- _WHAT TO DO_
Set down every record below exactly as it stands, with the pictures omitted.

- _SUPPLIED MATERIAL_
┄┄┄┄┄┄┄┄┄┄┄┄┄┄┄┄┄┄┄┄
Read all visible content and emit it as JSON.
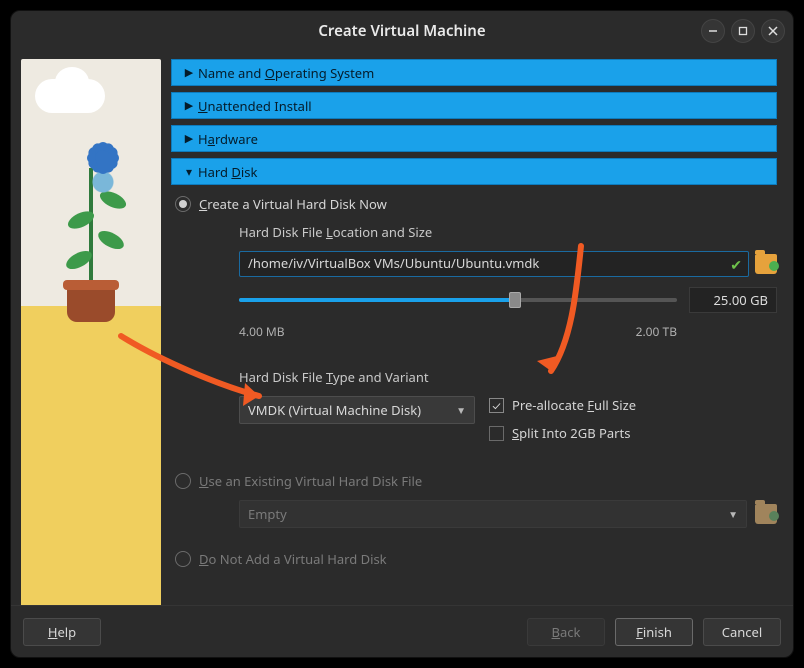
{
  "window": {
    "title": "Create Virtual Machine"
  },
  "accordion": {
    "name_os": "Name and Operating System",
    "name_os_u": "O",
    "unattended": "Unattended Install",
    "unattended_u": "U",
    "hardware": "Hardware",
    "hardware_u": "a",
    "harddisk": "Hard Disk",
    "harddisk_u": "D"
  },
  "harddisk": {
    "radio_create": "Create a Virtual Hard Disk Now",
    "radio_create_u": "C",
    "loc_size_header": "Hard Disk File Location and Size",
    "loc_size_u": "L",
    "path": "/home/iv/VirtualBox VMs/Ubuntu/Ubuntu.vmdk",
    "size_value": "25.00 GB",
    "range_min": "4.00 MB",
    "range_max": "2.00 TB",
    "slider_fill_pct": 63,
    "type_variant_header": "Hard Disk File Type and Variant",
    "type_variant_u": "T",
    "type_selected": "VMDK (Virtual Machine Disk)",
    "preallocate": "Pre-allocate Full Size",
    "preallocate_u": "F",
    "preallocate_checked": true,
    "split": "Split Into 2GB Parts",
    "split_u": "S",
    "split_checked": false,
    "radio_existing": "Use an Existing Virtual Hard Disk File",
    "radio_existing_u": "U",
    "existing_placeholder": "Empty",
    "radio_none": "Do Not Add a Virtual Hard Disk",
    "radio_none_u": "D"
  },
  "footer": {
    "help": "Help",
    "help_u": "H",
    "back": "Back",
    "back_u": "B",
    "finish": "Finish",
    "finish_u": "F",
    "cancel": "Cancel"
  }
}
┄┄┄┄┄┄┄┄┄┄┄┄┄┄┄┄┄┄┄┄
- _COMPLETED TASK_
Read all visible content and emit it as JSON.
{
  "window": {
    "title": "Create Virtual Machine"
  },
  "accordion": {
    "name_os": "Name and Operating System",
    "name_os_u": "O",
    "unattended": "Unattended Install",
    "unattended_u": "U",
    "hardware": "Hardware",
    "hardware_u": "a",
    "harddisk": "Hard Disk",
    "harddisk_u": "D"
  },
  "harddisk": {
    "radio_create": "Create a Virtual Hard Disk Now",
    "radio_create_u": "C",
    "loc_size_header": "Hard Disk File Location and Size",
    "loc_size_u": "L",
    "path": "/home/iv/VirtualBox VMs/Ubuntu/Ubuntu.vmdk",
    "size_value": "25.00 GB",
    "range_min": "4.00 MB",
    "range_max": "2.00 TB",
    "slider_fill_pct": 63,
    "type_variant_header": "Hard Disk File Type and Variant",
    "type_variant_u": "T",
    "type_selected": "VMDK (Virtual Machine Disk)",
    "preallocate": "Pre-allocate Full Size",
    "preallocate_u": "F",
    "preallocate_checked": true,
    "split": "Split Into 2GB Parts",
    "split_u": "S",
    "split_checked": false,
    "radio_existing": "Use an Existing Virtual Hard Disk File",
    "radio_existing_u": "U",
    "existing_placeholder": "Empty",
    "radio_none": "Do Not Add a Virtual Hard Disk",
    "radio_none_u": "D"
  },
  "footer": {
    "help": "Help",
    "help_u": "H",
    "back": "Back",
    "back_u": "B",
    "finish": "Finish",
    "finish_u": "F",
    "cancel": "Cancel"
  }
}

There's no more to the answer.